The F.U.’s were the next highlight of the night. Playing an impressive set from all over their career including a Straw Dogs song (Trigger Finger). John Sox can still sing his ass off, and aside from a head of short gray hair, looks pretty much the same as he did the last time I saw the Straw Dogs which was probably in 199? Rounding out the band was originals Steve Grimes, Wayne Maestri, and I think Bob Furapples as well as Mick Cotgageorge on second guitar who I believe plays in a band with John Sox called Payload which also includes bass player Richie Rich who played the second half of the set. I saw them quite a bit in the 80’s, probably more as the Straw Dogs so as far as I remember they never played “T Sux”, “F.U.” and “Green Berets” (!) back then, so that was a nice surprise!
With all due respect to every band that played DYS could have been the only band I saw at this show and I would have been satisfied. They really brought it to a close with an intense set that hit both of their albums as well as a cover of Motorhead’s “We Are the Road Crew” and of course closing with “Wolfpack”. There was so much energy on the stage and on the dance floor for their forty five minutes, everyone there felt it and it really was a “unity ideal”. Dave Smalley was very talkative and it was great hearing him talk about passing the torch to younger bands, metal and hardcore kids mixing it up and other brief meaningful speeches that didn’t sound forced. I’ve always thought Smalley was a guy with his heart and soul in everything he does musically so it was nice to hear that stuff coming from him. With a long day spent seeing old friends and having a good time watching these bands with no fights or problems I saw it was an amazing cap to the day. A complete success in the eyes of everyone there. I can’t imagine anyone walked out of that show thinking they had a bad time.
There are a lot of words here that express what the day was about for me. A friend there said this was like a “last hurrah”. I have to disagree, this was more like opening a door to this whole history and period of my life as well of hundreds of people who were there even before me. If anything this is the beginning of another chapter in this scene. The film will be released in the spring of 2011 and judging by the clips online and the few they played on screens in between bands it should be great. I love talking about my time back then with anyone who wants to listen, and the renewed interest in the scene and the new means in technology to connect with people is making this easier. I’ve had friends say people only want to look back at things like this because they are getting old and want to hold on to this piece of their life. I feel sorry for anyone who thinks like this, they are generally just jaded people who seem to never feel satisfied or just never were part of something like this. In my mind, reflection on the past is great especially when the majority of the memories are so great. If having fun for a day with old friends and listening to great music is bad, well I don’t want any part of the miserable and cynical, or as John Sox says “F U!”.

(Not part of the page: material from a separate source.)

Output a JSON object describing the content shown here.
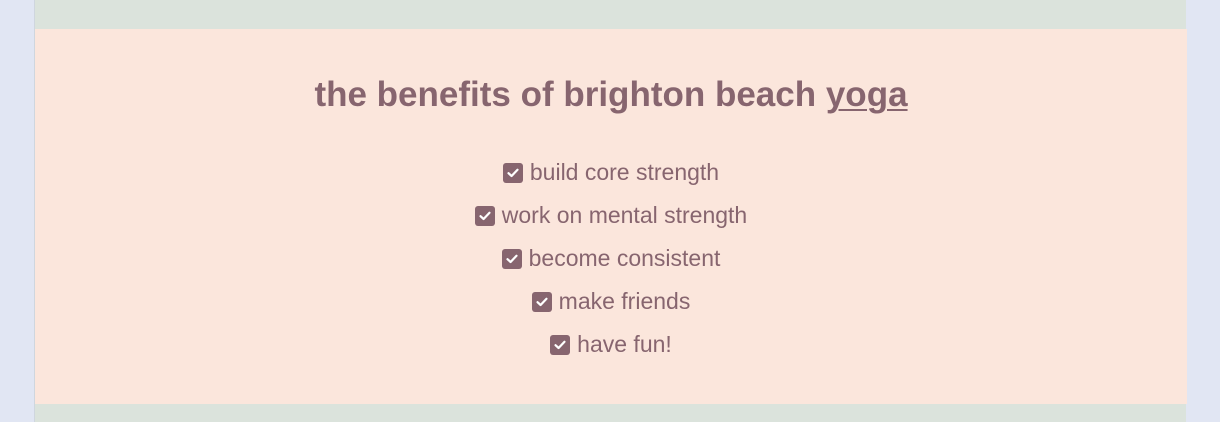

I have more pictures I took at my Flickr account
Also, if I got any band member names wrong, names spelled wrong, etc please let me know.